Well, what is the different between an eros and a philos and an agapē kind of love?  Well, it is this, as I have suggested: eros refers to carnal love.  Philos is a love among friends.  But there’s another kind of love.  It is up and up and up, and it is a God kind of love, a love that knows no boundary, that loves an enemy as well as a friend, that responds in goodness and kindness when you’re mistreated as when you are lovingly entreated.  Agapē, a love like God’s love; and that is the octave from faith, clear to agapē [2 Peter 1:5-7].

Could I illustratethat?  In that ancient day, on the highway from Ephesus to Phrygia, there lived an ancient Christian by the name of Trophimus.  “Why,” they said, “he knew Paul,” and they said, “He knew John.”  And in his age, this wonderful Christian by the name of Trophimus lived in a little cottage on the side of the road.  And it was so that if a weary traveler passed by, there was water from the well for him; and it was so if a famished sojourner passed by, there was bread in the house for him; and it was even so that if the shades of night were falling and it was late, he had a place in his little cottage where the wayfarer could spend the night, as he witnessed to the sojourner, the passerby, of the love of God in Christ Jesus. 

Upon a day there came three Roman soldiers, and it being somewhat late, and they being tired from the journey, they stopped at the little cottage.  And Trophimus, God’s sainted Christian, asked the men, “Why are you so on a mission with such haste?” 

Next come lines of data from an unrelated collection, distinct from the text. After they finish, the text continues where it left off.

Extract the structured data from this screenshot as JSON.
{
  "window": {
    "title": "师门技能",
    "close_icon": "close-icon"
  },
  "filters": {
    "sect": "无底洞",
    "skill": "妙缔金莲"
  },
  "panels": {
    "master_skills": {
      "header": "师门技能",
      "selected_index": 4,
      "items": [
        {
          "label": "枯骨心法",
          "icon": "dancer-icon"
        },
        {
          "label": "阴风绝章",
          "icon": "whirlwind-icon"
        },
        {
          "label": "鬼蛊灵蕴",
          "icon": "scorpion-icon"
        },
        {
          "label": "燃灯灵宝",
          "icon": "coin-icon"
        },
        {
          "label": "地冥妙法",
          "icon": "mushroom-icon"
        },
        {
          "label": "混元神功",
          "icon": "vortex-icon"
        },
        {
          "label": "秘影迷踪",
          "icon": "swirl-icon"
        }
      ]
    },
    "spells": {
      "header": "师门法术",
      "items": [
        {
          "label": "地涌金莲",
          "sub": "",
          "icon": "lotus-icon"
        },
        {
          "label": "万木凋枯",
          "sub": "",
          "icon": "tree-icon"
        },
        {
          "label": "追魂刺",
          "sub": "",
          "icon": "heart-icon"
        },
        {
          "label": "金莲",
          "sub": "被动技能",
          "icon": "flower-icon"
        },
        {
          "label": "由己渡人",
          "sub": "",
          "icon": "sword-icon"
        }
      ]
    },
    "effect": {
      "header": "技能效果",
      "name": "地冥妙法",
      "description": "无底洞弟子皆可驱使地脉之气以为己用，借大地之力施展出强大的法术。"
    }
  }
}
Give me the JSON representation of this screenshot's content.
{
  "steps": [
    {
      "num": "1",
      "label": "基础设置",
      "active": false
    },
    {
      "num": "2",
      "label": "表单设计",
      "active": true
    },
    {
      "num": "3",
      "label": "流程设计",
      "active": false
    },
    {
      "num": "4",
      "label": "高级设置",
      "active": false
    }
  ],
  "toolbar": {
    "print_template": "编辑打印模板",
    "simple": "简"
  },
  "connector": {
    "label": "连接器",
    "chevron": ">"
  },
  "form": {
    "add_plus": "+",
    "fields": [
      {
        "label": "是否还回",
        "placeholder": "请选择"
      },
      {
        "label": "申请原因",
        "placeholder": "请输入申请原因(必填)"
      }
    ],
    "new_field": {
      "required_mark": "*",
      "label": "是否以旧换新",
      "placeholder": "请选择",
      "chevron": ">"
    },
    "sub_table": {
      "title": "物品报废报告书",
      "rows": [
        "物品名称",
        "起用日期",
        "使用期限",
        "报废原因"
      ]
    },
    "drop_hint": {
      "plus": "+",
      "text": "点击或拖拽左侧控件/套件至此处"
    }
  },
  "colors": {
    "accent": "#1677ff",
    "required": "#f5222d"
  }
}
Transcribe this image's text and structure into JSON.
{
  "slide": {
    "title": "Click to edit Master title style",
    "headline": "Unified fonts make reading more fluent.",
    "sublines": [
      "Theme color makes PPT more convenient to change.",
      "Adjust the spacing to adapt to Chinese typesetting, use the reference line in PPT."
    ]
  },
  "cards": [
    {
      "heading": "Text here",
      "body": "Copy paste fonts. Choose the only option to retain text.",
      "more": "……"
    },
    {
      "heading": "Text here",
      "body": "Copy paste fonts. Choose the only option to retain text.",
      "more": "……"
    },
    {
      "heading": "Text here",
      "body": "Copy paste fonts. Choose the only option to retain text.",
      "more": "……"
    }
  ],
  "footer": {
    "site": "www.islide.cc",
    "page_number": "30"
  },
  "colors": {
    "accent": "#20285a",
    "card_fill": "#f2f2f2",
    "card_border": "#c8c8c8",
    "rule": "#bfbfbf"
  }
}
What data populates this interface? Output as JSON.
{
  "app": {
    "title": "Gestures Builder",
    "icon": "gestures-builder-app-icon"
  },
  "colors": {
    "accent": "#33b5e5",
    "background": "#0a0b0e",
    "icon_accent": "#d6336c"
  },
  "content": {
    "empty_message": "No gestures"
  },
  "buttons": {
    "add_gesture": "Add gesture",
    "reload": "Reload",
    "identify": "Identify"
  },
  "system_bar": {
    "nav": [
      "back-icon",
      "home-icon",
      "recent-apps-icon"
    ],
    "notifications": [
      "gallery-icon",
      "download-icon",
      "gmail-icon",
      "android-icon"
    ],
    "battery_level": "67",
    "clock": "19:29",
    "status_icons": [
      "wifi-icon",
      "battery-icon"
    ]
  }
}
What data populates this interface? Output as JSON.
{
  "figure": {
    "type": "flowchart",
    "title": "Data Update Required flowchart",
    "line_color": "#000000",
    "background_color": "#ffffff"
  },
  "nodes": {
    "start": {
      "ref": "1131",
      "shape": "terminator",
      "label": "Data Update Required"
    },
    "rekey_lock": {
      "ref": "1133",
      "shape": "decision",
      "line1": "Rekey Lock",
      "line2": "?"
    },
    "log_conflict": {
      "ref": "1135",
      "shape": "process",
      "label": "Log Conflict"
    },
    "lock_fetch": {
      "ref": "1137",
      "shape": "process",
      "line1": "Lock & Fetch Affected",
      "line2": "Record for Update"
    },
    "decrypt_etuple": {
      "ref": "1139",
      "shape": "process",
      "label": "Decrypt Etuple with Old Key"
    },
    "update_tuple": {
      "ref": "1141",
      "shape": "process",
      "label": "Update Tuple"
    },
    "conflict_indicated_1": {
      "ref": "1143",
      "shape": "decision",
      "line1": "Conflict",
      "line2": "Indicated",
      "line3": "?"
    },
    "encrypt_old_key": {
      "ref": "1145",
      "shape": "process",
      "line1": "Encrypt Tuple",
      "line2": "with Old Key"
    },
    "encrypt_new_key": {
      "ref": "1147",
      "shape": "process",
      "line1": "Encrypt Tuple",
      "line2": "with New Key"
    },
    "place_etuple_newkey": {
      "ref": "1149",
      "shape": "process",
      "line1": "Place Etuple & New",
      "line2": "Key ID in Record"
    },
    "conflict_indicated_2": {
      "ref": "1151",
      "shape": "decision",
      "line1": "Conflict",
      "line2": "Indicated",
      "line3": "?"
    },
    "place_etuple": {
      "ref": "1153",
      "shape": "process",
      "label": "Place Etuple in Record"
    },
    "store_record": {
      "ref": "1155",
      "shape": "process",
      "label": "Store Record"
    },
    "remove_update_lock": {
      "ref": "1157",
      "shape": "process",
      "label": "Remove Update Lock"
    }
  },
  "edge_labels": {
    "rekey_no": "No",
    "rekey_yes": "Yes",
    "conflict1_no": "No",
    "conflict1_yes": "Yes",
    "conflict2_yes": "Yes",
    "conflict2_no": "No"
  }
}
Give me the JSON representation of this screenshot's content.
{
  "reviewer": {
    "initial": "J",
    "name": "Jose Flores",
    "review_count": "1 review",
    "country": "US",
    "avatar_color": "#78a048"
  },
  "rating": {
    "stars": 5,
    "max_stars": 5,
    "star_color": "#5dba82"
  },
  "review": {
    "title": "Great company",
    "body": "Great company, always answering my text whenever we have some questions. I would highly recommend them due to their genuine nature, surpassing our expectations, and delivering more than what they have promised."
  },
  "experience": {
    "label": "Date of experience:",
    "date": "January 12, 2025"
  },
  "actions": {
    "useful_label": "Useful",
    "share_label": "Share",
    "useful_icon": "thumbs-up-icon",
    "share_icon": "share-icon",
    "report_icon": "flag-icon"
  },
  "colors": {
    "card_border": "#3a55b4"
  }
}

“Oh,” said those Roman soldiers, “we have commands from the Caesar: there is a man in this part of the earth somewhere named Trophimus, and,” they say, “He is a Christian, and,” they say, “he is a blasphemer, and he does not worship at the shrine and image of the great Roman Caesar.  And,” they say, “he is a vile and a violent man!   We have orders to take him and to slay him on the spot.”

“Oh?” said Trophimus, “he’s a vile man, and a violent man, and he’s a blasphemer?  And you say he’s a Christian?”

“Yes,” says the Roman soldiers, “and we have orders from the emperor himself to find him, seize him, and execute him on the spot.”

“Ah,” said Trophimus, “you need go no further.  I will deliver him to you in the morning.”

“Ah,” said the soldiers, “how much time and effort do you save us!  You will put him in our hands in the morning?”

“Yes,” said Trophimus, “I will deliver him to you tomorrow.  Rest yourself for the night.  Here is water to drink.  Here I will prepare for our supper, and we shall break bread together, and then for the night, here’s a place to rest.  And I will deliver Trophimus to you in the morning.”

That night while the soldiers slept, Trophimus, in the midst of his little flower garden, dug a grave.  And the next morning, when the legionnaires had awakened and put on their armor and their swords, after breakfast, Trophimus invited the three Roman legionnaires into his little garden of flowers.  And standing by the grave that he dug, he announced to the three Roman soldiers, “You seek Trophimus the Christian.  I that speak unto thee am he.  I but ask that I be buried among my flowers,” and he bowed his head to receive the stroke of the sword. 

That’s why they say, in history, that the early Christians out-lived and out-loved and out-died the Roman world!  That is agapē, God’s kind of love.  “Bless them that hate you, do good to them that despitefully use you, and pray for them who persecute you, for this is the image of your heavenly Father” [Matthew 5:44-45, 48]. It’s like Christ.  These are Christian virtues that, if they be in us, they make us shine for Jesus [2 Peter 1:5-8].  

O Lord, that there might be somewhat of the spirit of our living Lord in you and in us.  In a moment we stand to sing our hymn of appeal, and while we sing, in the balcony round, a family you; on this lower floor, a couple you; there or here, a one somebody you; on the first note of the first stanza, come and stand by me: “Pastor, today I give my heart to the living Jesus, and I’m coming.”  “Today we’re putting our lives in the church.”  “Pastor, this is my wife.  These are my children.  We’re all coming.”  Or just you.  As the Spirit of Christ shall press the appeal to your heart, make the decision now, and on the first note of the first stanza, come.  Do it now, make it now, come now, while we stand and while we sing.